For, in one moment our weekends are hedonistic, nights fold into days and most Sunday’s are spent coming to on our mate Katie’s sofa in amongst an array of other bodies, hanging around on floors and armchairs resembling people you think you know, to the smell of fags and secrets.
Our summers are spent in denim shorts rolling from one Tesco tent to the next in muddy fields in god forsaken English villages that had sold their souls to travelling music festivals. Your diet consists purely of Strongbow, cheesy chips and the occasional drag on something herbal.
Every evening poses an adventure. No Tuesday night is complete without a tale of debauchery, happy hours and 3am noodle feasts in Won Kei before braving a night bus journey and a day behind our reception desk.
We are the first and last at every party, living by the rules of “only Monday” – when first night of the week is the only one we stay in and do our washing (everything else is up for grabs). We haven’t been at home long enough to watch a TV programme since we watched Neighbours religiously in 2004.
We’ve got endless stories of snogs, sambucas and sunny Sunday’s spent boozing in the garden of someone we don’t even really know that well, but who has outdoor space in Peckham so is where we’ll be spending every weekend until October.
We make new friends every week in the smoking area of some hell hole dressed up like an All Bar One.
And then one day we wake up, and something has changed.
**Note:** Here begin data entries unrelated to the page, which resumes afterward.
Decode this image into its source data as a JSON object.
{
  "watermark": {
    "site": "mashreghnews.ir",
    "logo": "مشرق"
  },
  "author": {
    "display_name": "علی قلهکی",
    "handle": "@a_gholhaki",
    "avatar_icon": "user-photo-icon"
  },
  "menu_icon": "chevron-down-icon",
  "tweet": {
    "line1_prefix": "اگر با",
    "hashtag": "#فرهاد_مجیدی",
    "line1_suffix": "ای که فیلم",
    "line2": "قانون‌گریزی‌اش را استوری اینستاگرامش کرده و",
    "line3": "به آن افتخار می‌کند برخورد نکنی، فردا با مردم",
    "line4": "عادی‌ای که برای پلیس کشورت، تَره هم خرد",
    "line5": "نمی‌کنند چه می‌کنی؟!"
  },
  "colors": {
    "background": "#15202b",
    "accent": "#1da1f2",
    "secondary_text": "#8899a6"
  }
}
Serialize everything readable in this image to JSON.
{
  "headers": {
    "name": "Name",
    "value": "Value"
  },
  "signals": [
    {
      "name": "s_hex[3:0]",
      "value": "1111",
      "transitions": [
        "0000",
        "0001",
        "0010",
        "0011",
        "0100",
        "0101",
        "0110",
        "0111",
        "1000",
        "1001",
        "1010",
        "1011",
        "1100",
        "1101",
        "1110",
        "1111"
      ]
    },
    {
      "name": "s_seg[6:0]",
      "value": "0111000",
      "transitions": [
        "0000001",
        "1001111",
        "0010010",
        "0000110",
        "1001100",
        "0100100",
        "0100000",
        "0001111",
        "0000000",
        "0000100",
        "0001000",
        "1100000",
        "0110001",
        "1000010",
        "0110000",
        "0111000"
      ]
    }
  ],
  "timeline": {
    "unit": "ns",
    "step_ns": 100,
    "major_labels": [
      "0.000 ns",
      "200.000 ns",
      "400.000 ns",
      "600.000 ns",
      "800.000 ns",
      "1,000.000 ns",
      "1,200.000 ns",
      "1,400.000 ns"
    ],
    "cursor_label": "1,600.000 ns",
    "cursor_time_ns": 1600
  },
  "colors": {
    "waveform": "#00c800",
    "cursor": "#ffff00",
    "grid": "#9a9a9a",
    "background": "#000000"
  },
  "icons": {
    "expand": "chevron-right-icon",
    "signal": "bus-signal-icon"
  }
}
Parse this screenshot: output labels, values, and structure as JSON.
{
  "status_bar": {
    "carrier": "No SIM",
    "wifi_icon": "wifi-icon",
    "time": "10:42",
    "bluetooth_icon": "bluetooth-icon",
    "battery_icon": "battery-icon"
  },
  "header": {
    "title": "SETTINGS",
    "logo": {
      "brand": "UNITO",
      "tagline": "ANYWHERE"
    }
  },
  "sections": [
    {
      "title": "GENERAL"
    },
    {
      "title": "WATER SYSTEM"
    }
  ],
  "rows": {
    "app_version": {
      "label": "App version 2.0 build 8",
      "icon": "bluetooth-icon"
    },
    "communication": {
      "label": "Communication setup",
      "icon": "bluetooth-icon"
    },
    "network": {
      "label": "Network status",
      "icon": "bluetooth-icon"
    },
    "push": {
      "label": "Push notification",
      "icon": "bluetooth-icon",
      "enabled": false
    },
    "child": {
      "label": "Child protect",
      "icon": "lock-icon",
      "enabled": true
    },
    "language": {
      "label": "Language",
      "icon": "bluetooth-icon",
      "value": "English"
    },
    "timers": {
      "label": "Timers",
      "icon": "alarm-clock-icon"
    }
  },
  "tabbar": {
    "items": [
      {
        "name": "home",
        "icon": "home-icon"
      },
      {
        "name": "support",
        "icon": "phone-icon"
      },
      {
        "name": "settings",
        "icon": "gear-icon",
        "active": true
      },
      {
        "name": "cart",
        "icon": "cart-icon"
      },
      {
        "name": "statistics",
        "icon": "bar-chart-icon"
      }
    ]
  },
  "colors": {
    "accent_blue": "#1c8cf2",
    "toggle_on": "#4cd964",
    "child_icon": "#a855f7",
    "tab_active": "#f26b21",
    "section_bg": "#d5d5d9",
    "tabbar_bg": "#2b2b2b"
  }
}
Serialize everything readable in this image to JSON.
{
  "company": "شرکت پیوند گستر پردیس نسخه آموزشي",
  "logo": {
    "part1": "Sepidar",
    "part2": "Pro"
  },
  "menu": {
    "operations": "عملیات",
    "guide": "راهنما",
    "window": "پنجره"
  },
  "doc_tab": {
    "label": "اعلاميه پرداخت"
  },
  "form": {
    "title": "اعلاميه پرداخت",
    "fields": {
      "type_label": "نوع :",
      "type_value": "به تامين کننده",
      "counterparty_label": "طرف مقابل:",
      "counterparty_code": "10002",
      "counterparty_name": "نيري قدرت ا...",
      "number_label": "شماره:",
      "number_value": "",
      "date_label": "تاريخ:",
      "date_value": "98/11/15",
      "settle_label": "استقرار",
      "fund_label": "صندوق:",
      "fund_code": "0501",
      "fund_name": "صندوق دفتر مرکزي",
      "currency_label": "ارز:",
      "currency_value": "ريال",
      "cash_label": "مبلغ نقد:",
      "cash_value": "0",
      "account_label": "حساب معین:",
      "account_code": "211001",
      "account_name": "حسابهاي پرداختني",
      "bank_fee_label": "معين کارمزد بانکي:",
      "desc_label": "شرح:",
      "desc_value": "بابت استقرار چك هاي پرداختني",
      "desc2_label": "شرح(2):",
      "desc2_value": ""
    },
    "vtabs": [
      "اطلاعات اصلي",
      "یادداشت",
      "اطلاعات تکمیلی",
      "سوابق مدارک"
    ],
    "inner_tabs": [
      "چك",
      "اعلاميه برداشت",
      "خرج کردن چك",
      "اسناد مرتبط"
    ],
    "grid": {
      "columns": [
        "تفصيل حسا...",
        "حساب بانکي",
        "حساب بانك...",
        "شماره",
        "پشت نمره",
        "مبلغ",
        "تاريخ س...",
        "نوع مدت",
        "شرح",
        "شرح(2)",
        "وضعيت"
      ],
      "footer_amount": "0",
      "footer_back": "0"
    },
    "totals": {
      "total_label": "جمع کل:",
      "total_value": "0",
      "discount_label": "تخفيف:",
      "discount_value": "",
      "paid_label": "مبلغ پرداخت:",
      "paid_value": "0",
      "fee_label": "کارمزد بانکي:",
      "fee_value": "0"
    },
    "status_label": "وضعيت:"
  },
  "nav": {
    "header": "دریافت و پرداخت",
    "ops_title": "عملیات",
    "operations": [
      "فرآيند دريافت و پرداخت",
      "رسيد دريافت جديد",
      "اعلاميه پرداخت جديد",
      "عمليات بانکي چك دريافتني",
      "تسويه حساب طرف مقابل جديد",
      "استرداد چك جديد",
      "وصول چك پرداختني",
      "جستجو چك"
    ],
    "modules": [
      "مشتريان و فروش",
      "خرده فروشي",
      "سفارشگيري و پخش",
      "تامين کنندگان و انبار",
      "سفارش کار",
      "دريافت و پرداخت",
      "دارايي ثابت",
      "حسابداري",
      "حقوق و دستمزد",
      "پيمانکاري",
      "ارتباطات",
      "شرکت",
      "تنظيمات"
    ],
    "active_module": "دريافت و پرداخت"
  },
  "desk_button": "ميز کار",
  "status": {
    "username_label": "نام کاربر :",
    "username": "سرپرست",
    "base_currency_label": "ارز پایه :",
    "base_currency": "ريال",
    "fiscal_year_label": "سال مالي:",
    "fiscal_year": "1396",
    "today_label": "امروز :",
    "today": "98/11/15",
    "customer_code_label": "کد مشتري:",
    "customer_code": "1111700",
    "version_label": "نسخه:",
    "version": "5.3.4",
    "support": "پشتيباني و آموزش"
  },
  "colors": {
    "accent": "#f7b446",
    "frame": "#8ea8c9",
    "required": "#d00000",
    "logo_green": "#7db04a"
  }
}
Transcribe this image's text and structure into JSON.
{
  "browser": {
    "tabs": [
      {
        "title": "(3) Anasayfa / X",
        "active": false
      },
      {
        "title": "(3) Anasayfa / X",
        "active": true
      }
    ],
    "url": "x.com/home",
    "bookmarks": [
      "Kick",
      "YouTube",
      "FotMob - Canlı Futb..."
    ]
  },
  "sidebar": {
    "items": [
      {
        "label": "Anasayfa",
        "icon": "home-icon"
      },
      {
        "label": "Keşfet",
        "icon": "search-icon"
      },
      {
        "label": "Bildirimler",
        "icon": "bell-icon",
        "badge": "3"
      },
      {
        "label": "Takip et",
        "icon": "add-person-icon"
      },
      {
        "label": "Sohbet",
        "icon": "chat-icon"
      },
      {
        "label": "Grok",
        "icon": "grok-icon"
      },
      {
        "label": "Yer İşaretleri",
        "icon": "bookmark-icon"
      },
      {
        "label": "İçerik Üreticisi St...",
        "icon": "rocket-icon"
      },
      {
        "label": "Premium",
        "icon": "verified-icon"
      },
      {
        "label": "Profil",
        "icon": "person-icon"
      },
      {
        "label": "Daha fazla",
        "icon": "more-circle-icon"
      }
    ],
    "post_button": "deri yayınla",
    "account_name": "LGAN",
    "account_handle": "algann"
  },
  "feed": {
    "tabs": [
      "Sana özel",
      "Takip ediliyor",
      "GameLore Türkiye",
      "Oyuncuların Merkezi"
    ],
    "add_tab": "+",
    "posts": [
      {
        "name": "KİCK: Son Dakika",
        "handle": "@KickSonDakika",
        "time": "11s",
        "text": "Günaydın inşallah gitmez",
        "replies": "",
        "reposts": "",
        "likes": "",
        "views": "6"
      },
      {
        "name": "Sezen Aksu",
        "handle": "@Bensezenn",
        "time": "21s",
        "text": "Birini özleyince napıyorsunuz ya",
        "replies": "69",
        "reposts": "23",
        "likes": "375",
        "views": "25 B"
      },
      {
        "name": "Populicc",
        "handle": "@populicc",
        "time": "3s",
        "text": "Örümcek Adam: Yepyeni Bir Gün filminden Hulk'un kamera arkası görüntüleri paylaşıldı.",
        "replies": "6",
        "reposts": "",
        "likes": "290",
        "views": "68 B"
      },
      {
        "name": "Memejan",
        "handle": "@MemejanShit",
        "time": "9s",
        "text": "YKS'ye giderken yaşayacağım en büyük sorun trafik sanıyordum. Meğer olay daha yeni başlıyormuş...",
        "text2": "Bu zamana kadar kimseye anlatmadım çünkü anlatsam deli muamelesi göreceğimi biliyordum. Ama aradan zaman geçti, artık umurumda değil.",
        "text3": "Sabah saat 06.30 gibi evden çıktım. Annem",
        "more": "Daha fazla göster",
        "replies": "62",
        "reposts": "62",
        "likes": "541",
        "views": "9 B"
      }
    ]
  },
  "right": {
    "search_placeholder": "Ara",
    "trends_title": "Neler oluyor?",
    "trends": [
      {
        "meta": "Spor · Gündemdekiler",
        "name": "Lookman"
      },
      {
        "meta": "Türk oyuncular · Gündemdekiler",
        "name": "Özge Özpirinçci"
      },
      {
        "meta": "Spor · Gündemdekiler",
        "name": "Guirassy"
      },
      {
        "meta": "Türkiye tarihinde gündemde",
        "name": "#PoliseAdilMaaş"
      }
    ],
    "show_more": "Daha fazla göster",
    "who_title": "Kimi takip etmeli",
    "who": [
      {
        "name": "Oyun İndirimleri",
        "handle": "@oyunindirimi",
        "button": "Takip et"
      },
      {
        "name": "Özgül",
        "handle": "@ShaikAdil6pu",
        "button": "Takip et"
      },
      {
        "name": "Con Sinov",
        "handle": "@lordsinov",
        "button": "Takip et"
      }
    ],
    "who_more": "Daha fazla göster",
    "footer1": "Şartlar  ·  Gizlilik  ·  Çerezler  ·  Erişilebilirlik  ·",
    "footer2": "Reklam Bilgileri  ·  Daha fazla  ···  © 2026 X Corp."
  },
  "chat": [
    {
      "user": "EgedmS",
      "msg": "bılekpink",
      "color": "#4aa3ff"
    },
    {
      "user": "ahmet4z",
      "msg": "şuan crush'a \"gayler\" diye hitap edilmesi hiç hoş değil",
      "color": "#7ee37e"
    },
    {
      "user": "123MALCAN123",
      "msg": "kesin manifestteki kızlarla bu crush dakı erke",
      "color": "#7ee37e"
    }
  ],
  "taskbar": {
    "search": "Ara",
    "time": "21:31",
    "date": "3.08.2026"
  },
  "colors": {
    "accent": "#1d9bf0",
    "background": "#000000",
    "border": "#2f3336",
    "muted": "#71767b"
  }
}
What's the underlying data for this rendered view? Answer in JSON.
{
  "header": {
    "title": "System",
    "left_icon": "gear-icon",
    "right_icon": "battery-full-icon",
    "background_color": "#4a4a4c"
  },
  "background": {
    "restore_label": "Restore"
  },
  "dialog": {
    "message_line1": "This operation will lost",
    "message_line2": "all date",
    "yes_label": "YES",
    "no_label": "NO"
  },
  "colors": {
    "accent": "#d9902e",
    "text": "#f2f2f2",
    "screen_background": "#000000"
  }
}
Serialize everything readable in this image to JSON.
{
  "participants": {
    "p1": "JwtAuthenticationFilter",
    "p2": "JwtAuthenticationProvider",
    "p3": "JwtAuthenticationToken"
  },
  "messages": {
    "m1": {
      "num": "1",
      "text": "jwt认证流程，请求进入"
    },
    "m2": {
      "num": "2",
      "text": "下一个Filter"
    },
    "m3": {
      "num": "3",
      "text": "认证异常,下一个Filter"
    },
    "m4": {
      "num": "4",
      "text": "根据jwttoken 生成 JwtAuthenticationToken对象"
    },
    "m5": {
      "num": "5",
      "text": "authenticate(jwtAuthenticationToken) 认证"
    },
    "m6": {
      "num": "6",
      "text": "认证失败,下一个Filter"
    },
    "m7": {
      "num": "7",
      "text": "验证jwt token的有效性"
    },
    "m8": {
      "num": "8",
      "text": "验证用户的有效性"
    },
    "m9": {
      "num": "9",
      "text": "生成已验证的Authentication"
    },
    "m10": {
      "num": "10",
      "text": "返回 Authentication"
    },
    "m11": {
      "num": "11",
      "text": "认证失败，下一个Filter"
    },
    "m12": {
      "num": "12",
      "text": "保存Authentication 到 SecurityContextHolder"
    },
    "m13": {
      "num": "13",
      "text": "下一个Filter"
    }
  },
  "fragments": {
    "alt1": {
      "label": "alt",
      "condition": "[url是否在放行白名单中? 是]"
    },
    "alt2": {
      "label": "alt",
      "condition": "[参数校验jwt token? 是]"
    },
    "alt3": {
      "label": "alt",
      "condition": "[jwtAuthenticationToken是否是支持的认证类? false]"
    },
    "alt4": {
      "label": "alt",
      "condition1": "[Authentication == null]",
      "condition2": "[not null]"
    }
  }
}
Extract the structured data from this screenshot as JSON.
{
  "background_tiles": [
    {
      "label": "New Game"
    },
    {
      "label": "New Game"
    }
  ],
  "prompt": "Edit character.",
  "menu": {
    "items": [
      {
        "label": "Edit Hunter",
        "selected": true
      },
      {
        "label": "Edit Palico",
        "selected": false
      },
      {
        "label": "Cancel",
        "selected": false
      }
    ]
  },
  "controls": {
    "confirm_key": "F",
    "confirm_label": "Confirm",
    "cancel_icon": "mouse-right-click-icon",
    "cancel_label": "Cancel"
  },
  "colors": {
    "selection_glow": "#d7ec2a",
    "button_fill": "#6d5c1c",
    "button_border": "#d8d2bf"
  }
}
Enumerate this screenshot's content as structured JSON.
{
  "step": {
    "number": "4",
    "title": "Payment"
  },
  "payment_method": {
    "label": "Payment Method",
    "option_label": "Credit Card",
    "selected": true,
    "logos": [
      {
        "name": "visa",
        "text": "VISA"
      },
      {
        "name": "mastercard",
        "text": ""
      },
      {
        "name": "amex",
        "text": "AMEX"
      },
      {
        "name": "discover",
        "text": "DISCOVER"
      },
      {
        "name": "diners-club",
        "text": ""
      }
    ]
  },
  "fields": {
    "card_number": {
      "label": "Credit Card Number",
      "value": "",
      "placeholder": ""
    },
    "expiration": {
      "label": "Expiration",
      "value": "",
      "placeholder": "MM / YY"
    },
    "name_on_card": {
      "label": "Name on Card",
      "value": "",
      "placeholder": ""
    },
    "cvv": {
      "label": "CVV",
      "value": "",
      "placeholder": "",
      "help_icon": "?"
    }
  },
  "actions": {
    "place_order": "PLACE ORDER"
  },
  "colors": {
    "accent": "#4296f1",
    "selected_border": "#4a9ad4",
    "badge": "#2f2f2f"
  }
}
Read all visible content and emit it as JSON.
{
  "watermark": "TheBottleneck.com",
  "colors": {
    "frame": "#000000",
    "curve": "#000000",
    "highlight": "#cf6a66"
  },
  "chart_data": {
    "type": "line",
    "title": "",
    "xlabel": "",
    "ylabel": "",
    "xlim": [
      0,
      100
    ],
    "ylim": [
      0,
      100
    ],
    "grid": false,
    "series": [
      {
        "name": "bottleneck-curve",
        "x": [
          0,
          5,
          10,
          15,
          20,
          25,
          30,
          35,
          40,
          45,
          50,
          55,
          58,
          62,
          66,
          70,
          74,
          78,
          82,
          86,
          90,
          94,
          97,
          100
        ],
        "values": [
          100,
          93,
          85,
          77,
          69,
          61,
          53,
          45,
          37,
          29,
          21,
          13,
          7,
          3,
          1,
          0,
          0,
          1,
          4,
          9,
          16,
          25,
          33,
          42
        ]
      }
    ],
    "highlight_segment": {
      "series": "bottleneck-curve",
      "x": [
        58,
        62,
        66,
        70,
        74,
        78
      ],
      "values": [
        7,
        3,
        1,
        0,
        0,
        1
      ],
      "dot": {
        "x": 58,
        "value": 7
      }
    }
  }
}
Weekends are now a hedonistic mix of early starts to exercise because all the wine we’ve absorbed for ten years has now formed a ring around our middle, exercise that needs to be out of way before getting over to meet friend’s kids and squeeze in baby shower after engagement drink after 70th birthday.
Our summers are spent darting from wedding to wedding, taking annual leave to clear out the cupboard in the hall and going to the BBQ of the mate’s that have just bought the four bedroom house.
Our evenings are spent late in the office, or in the gym, or anywhere that doesn’t pose the risk of spending any of the money we’ve squirrelled away for a house deposit or a wedding or something less fun than Peroni and pork scratchings.
We’re watching ITV dramas through choice, eating avocados through choice, having conversations about ISAs.
We don’t end up at random house parties in Clerkenwell anymore and stories of snogs and spliffs have been replaced with stories of ovulation cycles and baby led weaning.
We’re trying to stop smoking because a mate of a mate has a singular wrinkle on her lip and we’ve all lost our minds.
We have friends who’ve had fillers, who are having small humans on purpose and who “don’t do weeknights” on the piss anymore because they can’t hack it.
And there we stand.
The inbetween ones.
Who are saving for the house, the wedding, are punctual to 1st birthday parties and have become very good at masking a hangover at a christening.
Who are trying really hard to accept it.
Accepting the change.
But who, deep down, are still very much wearing a pair of short shorts in a field somewhere, can in hand, Mayfair in the other, singing our titty kakas out to Arctic Monkeys and talking about what a riot last Tuesday night was, feeling like adulthood is a lifetime away.
All whilst looking at your calendar, realising you don’t have a free weekend until October, and having the harsh reality check that it’s very much here.